Alec Steadman is a curator and artist based in London. He was a participant of De Appel Curatorial Programme, Amsterdam (2011/12) co-curating Three Artists Walk into a Bar…, De Appel Arts Center and various locations (2012) and Why Stay If You Can Go? Stedelijk @ De Appel Arts Center (2012). Prior to this he spent 5 years as Head of Exhibitions for Zoo Art Fair, later becoming Associate Curator for the same organisation. He has also worked as Interim Event Manager, The Serpentine Gallery; Fair Manager, SUNDAY Art Fair; Programmes Coordinator, Max Wigram Gallery and Studio Assistant for Smadar Dreyfus, as well as curating numerous projects Independently. He studied BA (hons) Fine Art at Middlesex University and was a member of artist collective The Hut Project from 2005-2011. Solo exhibitions included: Giles Said…, Limoncello, London (2010); Machine Gun Corridor, BolteLang, Zurich(2010); and Old Kunst, ICA, London(2009).

Emeline Vincent is a researcher and writer in London. Among a wider research, she specifically devotes her work to the study of crossed relations between visual and audio practices in contemporary
art. In close relation to historical legacies in both fields, she has conducted a thesis through the intertwined developments of both mediums, attempting to define how the audio medium has today reached its own autonomy and legitimacy by the indissociable character certain artistic practices present. Recent publications include a monographic piece on the work of British artist Haroon Mirza in bilingual French magazine Volume (Oct 2012). As a visual arts coordinator at the French Institute in London for many years, she has collaborated with many artists and art institutions in the UK and internationally, specifically working on the promotion of the emergent French art scene in the UK, including artists such has Jean-Pascal Flavien, Matthieu Klebeye Abonnenc, Aurélien Froment, Lili Reynaud-Dewar, Clement Rodzielski, Karina Bisch, among others. She was also a key member and advisor for the Franco-British contemporary art fund Fluxus.

Young Curators Residency Programme

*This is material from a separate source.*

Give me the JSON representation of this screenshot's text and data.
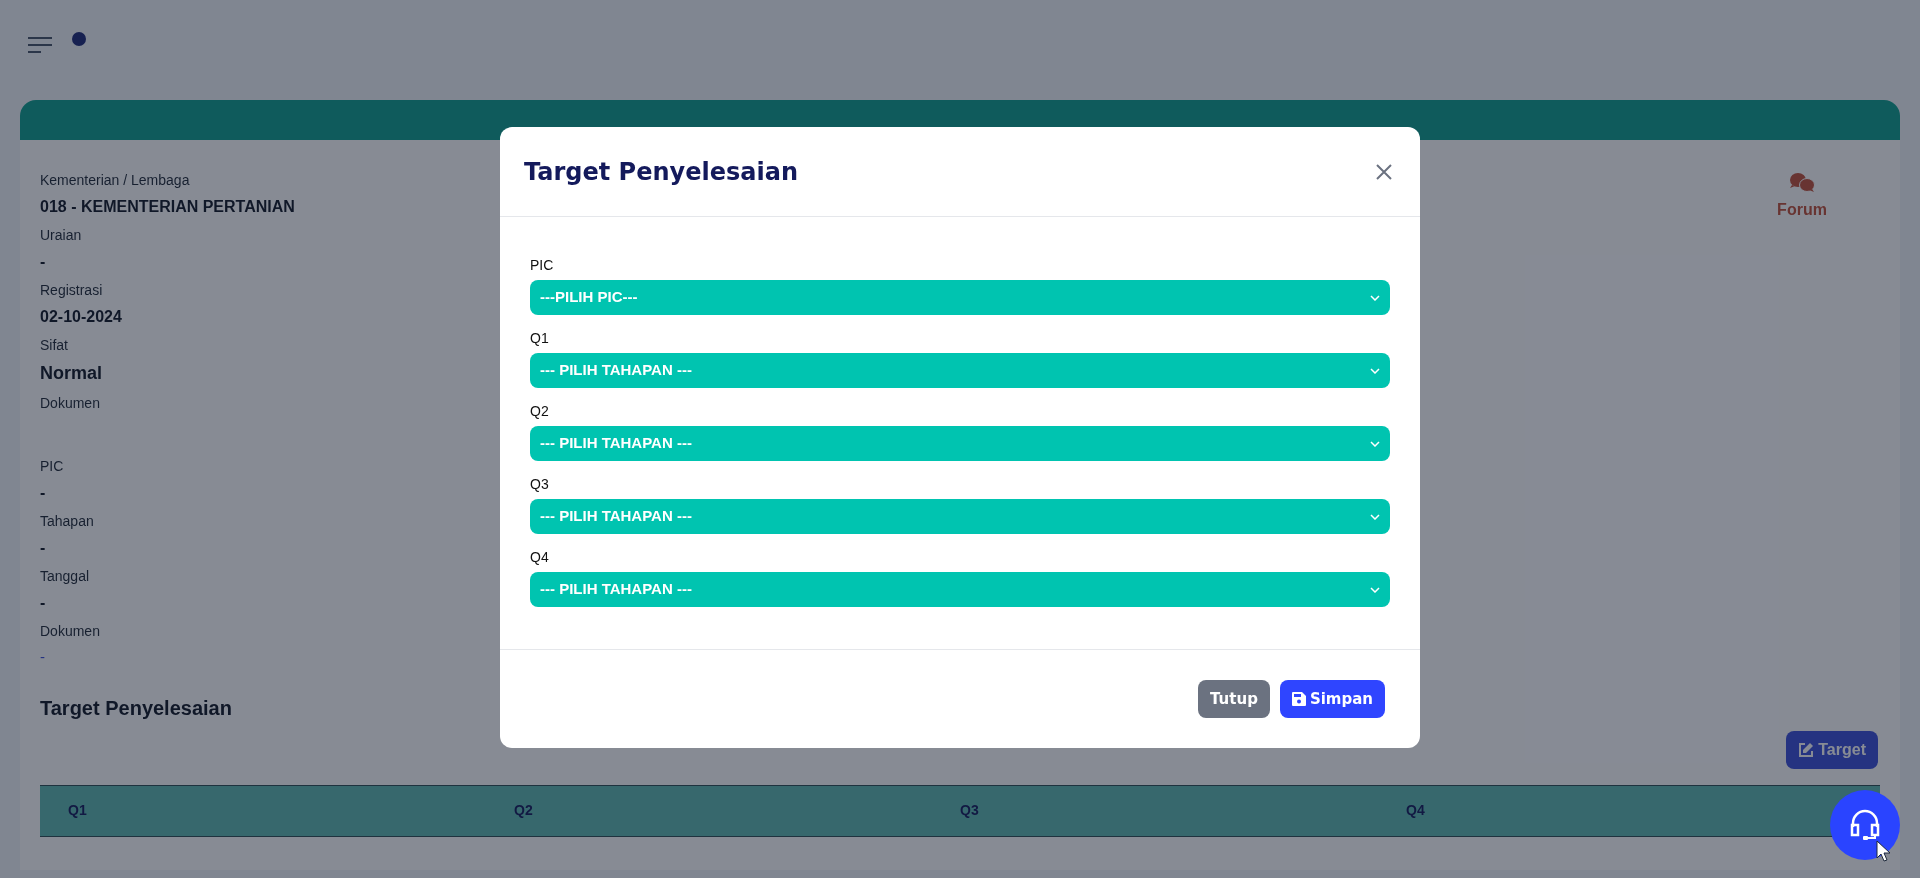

For their annual residency programme, Fondazione Sandretto Re Rebaudengo first receive a list of candidates put forward by top international art schools and institutions and the final three are then selected by an international jury. The 2013 jury is composed of Beatrix Ruf, director of the Kunsthalle Zurich, Joanna Mytkowska, director of Museum of Modern Art in Warsaw, Francesco Bonami, artistic director of Fondazione Sandretto Re Rebaudengo. Invited by Fondazione Sandretto Re Rebaudengo to spend four months in Italy, the curators have the opportunity to explore and develop their knowledge about Italian artists and the Italian contemporary art scene by visiting artists’ studios,museums and galleries and by meeting curators, museum directors, gallerists and critics.

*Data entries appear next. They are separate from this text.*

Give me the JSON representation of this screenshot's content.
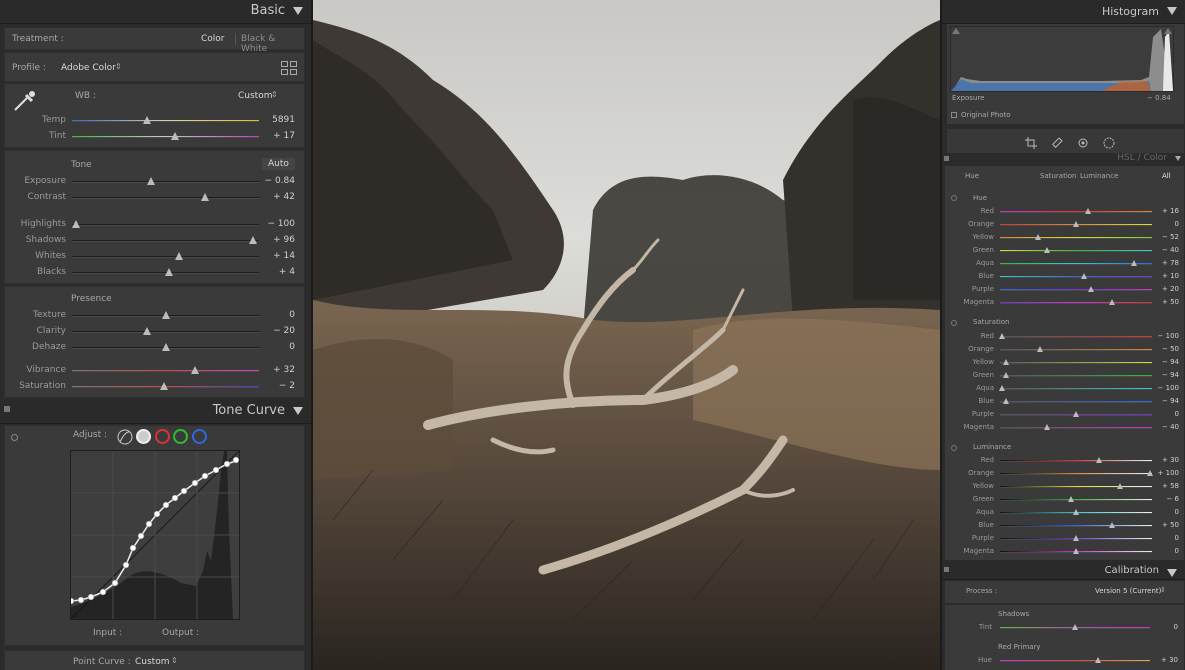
{
  "basic": {
    "title": "Basic",
    "treatment_label": "Treatment :",
    "treatment_color": "Color",
    "treatment_bw": "Black & White",
    "profile_label": "Profile :",
    "profile_value": "Adobe Color",
    "wb_label": "WB :",
    "wb_value": "Custom",
    "tone_label": "Tone",
    "auto_label": "Auto",
    "presence_label": "Presence",
    "sliders": [
      {
        "label": "Temp",
        "value": "5891",
        "pos": 0.4
      },
      {
        "label": "Tint",
        "value": "+ 17",
        "pos": 0.55
      },
      {
        "label": "Exposure",
        "value": "− 0.84",
        "pos": 0.42
      },
      {
        "label": "Contrast",
        "value": "+ 42",
        "pos": 0.71
      },
      {
        "label": "Highlights",
        "value": "− 100",
        "pos": 0.02
      },
      {
        "label": "Shadows",
        "value": "+ 96",
        "pos": 0.97
      },
      {
        "label": "Whites",
        "value": "+ 14",
        "pos": 0.57
      },
      {
        "label": "Blacks",
        "value": "+ 4",
        "pos": 0.52
      },
      {
        "label": "Texture",
        "value": "0",
        "pos": 0.5
      },
      {
        "label": "Clarity",
        "value": "− 20",
        "pos": 0.4
      },
      {
        "label": "Dehaze",
        "value": "0",
        "pos": 0.5
      },
      {
        "label": "Vibrance",
        "value": "+ 32",
        "pos": 0.66
      },
      {
        "label": "Saturation",
        "value": "− 2",
        "pos": 0.49
      }
    ]
  },
  "tone_curve": {
    "title": "Tone Curve",
    "adjust_label": "Adjust :",
    "input_label": "Input :",
    "output_label": "Output :",
    "point_curve_label": "Point Curve :",
    "point_curve_value": "Custom"
  },
  "histogram": {
    "title": "Histogram",
    "exposure_label": "Exposure",
    "exposure_value": "− 0.84",
    "original_photo_label": "Original Photo"
  },
  "hsl": {
    "title": "HSL / Color",
    "tabs": [
      "Hue",
      "Saturation",
      "Luminance",
      "All"
    ],
    "hue_title": "Hue",
    "saturation_title": "Saturation",
    "luminance_title": "Luminance",
    "hue": [
      {
        "label": "Red",
        "value": "+ 16",
        "pos": 0.58
      },
      {
        "label": "Orange",
        "value": "0",
        "pos": 0.5
      },
      {
        "label": "Yellow",
        "value": "− 52",
        "pos": 0.25
      },
      {
        "label": "Green",
        "value": "− 40",
        "pos": 0.31
      },
      {
        "label": "Aqua",
        "value": "+ 78",
        "pos": 0.88
      },
      {
        "label": "Blue",
        "value": "+ 10",
        "pos": 0.55
      },
      {
        "label": "Purple",
        "value": "+ 20",
        "pos": 0.6
      },
      {
        "label": "Magenta",
        "value": "+ 50",
        "pos": 0.74
      }
    ],
    "saturation": [
      {
        "label": "Red",
        "value": "− 100",
        "pos": 0.01
      },
      {
        "label": "Orange",
        "value": "− 50",
        "pos": 0.26
      },
      {
        "label": "Yellow",
        "value": "− 94",
        "pos": 0.04
      },
      {
        "label": "Green",
        "value": "− 94",
        "pos": 0.04
      },
      {
        "label": "Aqua",
        "value": "− 100",
        "pos": 0.01
      },
      {
        "label": "Blue",
        "value": "− 94",
        "pos": 0.04
      },
      {
        "label": "Purple",
        "value": "0",
        "pos": 0.5
      },
      {
        "label": "Magenta",
        "value": "− 40",
        "pos": 0.31
      }
    ],
    "luminance": [
      {
        "label": "Red",
        "value": "+ 30",
        "pos": 0.65
      },
      {
        "label": "Orange",
        "value": "+ 100",
        "pos": 0.99
      },
      {
        "label": "Yellow",
        "value": "+ 58",
        "pos": 0.79
      },
      {
        "label": "Green",
        "value": "− 6",
        "pos": 0.47
      },
      {
        "label": "Aqua",
        "value": "0",
        "pos": 0.5
      },
      {
        "label": "Blue",
        "value": "+ 50",
        "pos": 0.74
      },
      {
        "label": "Purple",
        "value": "0",
        "pos": 0.5
      },
      {
        "label": "Magenta",
        "value": "0",
        "pos": 0.5
      }
    ]
  },
  "calibration": {
    "title": "Calibration",
    "process_label": "Process :",
    "process_value": "Version 5 (Current)",
    "shadows_label": "Shadows",
    "tint_label": "Tint",
    "tint_value": "0",
    "tint_pos": 0.5,
    "red_primary_label": "Red Primary",
    "hue_label": "Hue",
    "hue_value": "+ 30",
    "hue_pos": 0.65
  }
}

The residency programme, coordinated by Stefano Collicelli Cagol, offers a reflection on contemporary curatorial practice and allows the development and further promotion of the Italian art scene around the world. The residency offers the young curators the chance to explore the country and its art scene and to present their own show with the full support of a professional structure. A coordinator is on hand to advise and guide them throughout the residency, although they are fully independent in their choice of artists, curatorial concept and structure of the final exhibition.

The Young Curators Residency Programme is organised with the kind support of Compagnia di San Paolo

Synopsis films